Ricky Grove is a bookseller, animator and voice actor. He also writes technical reviews for Renderosity.com. You can usually find Ricky reading a book or having fun with his partner, Lisa Morton, and 3 wonderful, crazy cats.
Machinima (real-time computer graphics filmmaking) is celebrating its 17th birthday this year. Communities of filmmakers from Africa, Asia, Europe, and the US are using it to express ideas about politics, gender, and virtual identity, just to name a few.
The filmmakers come together once a year to share films, listen to panels of filmmakers, and hand out awards to the best films. The online event is The Machinima Expo, now in its sixth year. On November 17, 2013, from 10am to 4pm (PT), the Machinima Expo will share presentations on such subjects as "Experimental Machinima" and "The SketchUp to iClone Pipeline," along with a panel discussion featuring machinima.com founder Hugh Hancock, author of Machinima for Dummies. The Machinima Expo 6 will also be handing out three Jury prizes and a Grand Jury Prize to the most outstanding films out of the 130 films submitted this year.
The Machinima Expo is a 3-day, virtual film festival devoted to screening and celebrating machinima, a form of 3D animation that grew out of the video game and hacking community back in the late 1990's. This the 5th year of the Expo.
The festival, which takes place live in Second Life, has expanded to 3 days and will feature over 12 hours of film screenings and 10 hours of machinima-related panels, discussions, tutorials and an awards ceremony on Sunday, November 18th.
150 films were submitted this year from filmmakers all over the world. The Expo received films from as far away as Taiwan and Kenya this year. From those 150 films, the Expo screening team selected 10 to compete for the Jury prizes and 51 films screening 24/7 in Second Life and via our LiveStream channel.
You can watch all of the films chosen for the Expo this year (except for the Jury nominated films which start this weekend) right now at the Machinima Expo LiveStream channel.
Center of the Netherworld in Heart String Marionette
[Video Link] In 2007, We Are the Strange opened at the Sundance Film Festival. It was self-taught, underground animator, M dot Strange's first feature-length 3D animated film. Half of the midnight Sundance audience walked out, but the half that stayed were treated to one of the most original, disturbing 3D animated films ever made (seriously). That film went on to win several awards and provide M dot with opportunities to tour around the world giving lectures and workshops and screening his strange film.
Now, after 5 years of intense work in his computer-stuffed San Jose basement, professional weirdo, M dot Strange, is releasing his second feature-length 3D animated film, Heart String Marionette, on June 15, 2012. The obsessed director has been chronicling every step of production on his popular YouTube channel and his very frank blog. Collaborating with experimental musician ENDIKA lengthened the production process a bit, so while he was waiting he created 8 episodes of his “BADassery” series, wrote several books about his DIY film philosophy and started a new animated sex series, Darksided.

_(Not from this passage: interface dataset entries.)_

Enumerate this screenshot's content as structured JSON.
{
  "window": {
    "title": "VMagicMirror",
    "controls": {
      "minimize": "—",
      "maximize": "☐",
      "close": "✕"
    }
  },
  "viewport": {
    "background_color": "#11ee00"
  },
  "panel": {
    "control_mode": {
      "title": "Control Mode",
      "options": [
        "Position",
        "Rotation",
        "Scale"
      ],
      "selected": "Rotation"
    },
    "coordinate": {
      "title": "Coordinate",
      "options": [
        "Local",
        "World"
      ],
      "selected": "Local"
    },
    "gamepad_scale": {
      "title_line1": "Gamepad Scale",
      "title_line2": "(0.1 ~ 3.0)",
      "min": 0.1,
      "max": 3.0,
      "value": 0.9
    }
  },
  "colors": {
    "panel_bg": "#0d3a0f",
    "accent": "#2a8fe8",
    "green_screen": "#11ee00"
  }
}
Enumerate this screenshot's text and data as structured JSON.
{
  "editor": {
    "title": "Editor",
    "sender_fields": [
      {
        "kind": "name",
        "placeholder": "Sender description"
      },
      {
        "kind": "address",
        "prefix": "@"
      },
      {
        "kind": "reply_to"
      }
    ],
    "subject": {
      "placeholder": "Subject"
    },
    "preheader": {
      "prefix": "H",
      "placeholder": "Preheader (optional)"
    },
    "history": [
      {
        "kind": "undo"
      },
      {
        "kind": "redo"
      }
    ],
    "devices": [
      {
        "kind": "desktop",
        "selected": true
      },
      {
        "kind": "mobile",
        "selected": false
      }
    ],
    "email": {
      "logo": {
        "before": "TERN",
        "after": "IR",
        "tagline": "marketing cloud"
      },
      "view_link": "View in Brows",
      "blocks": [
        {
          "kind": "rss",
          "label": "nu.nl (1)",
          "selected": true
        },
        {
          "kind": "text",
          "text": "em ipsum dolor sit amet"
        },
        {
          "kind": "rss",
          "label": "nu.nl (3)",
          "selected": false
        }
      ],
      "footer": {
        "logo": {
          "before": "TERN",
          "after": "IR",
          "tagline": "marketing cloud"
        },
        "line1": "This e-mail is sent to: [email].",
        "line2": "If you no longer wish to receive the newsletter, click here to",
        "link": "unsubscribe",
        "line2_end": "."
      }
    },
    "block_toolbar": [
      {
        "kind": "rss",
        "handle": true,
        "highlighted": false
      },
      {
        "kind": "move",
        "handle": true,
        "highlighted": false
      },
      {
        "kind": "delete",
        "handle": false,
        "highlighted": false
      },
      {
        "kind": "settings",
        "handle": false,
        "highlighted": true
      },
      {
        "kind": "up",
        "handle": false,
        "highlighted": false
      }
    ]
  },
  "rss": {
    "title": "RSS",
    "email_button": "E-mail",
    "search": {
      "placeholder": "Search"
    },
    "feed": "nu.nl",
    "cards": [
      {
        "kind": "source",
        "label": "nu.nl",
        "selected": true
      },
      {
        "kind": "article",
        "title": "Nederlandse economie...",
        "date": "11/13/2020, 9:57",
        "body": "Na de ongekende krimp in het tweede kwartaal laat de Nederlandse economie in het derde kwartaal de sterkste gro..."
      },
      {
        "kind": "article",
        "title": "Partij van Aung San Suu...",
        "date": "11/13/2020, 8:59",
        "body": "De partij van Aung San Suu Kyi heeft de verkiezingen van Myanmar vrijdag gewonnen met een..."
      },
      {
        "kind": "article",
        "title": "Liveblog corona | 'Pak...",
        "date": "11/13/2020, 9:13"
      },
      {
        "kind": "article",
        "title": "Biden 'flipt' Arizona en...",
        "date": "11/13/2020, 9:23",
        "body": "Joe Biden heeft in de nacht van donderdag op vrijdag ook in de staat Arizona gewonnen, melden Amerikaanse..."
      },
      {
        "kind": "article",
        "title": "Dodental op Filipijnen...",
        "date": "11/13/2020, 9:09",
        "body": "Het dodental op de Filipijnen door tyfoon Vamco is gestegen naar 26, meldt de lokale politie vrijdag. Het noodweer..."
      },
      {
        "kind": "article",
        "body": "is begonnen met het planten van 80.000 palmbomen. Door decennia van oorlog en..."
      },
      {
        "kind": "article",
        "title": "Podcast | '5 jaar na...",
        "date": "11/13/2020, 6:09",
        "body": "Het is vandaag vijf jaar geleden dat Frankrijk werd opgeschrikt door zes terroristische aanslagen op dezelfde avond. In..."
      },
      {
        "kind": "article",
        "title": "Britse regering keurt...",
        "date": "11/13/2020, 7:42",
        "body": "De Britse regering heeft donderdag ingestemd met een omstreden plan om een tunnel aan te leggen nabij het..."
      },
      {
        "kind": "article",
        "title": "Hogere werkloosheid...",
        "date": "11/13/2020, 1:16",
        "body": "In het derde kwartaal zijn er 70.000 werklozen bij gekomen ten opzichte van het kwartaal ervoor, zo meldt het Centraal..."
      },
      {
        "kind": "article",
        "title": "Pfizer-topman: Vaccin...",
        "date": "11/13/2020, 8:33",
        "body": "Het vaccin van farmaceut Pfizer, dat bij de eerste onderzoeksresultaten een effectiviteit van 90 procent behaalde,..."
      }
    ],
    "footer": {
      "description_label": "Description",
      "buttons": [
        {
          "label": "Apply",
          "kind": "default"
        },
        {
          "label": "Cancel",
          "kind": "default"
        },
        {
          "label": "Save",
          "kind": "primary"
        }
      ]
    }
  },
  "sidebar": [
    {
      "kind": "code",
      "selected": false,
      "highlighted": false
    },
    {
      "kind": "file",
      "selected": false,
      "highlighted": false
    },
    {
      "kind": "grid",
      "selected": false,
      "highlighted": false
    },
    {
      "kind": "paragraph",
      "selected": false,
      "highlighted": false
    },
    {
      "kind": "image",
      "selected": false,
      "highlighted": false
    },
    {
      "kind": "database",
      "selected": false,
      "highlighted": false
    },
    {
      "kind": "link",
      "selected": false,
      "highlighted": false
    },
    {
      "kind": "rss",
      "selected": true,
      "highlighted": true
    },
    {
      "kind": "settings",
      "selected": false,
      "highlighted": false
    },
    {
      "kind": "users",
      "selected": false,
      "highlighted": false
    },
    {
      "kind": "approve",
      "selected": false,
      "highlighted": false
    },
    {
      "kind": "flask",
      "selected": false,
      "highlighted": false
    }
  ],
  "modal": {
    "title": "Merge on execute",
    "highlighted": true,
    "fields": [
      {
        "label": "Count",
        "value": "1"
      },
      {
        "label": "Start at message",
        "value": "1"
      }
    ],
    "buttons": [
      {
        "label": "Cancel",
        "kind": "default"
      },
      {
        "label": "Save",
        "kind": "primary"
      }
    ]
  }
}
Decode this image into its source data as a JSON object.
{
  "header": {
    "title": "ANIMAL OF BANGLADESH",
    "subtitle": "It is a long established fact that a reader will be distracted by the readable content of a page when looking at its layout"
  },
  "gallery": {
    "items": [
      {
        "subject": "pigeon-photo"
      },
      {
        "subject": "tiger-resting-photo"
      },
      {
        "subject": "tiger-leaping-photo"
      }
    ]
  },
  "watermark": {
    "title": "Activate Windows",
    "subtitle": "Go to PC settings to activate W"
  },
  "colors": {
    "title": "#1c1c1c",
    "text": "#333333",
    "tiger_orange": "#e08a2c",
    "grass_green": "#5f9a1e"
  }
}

Machinima (real-time animation in a 3D engine) grew out of the gamer-hacking community who, back in the mid-'90s, took games like Quake and figured out how to hack the game's pod camera to create a new 3rd person perspective camera. Death matches and speed-runs were some of the early “films” using this 3rd person camera hack. Quickly, aspiring animation filmmakers realized they could create films using the new camera hack. They created real-time videos with stories and characters, using the assets of the game and some judicious scripting.
The flood of film-making since early machinima efforts like “Diary of a Camper” and “Father Frags Best” hasn't stopped. Now, game companies such as Rock Star Games and Bioware are releasing impressive machinima tools with their games and stand-alone machinima applications like iClone and Moviestorm have become very popular. In fact, there's never been a better time to create machinima (the term coined for this new art form) than the present.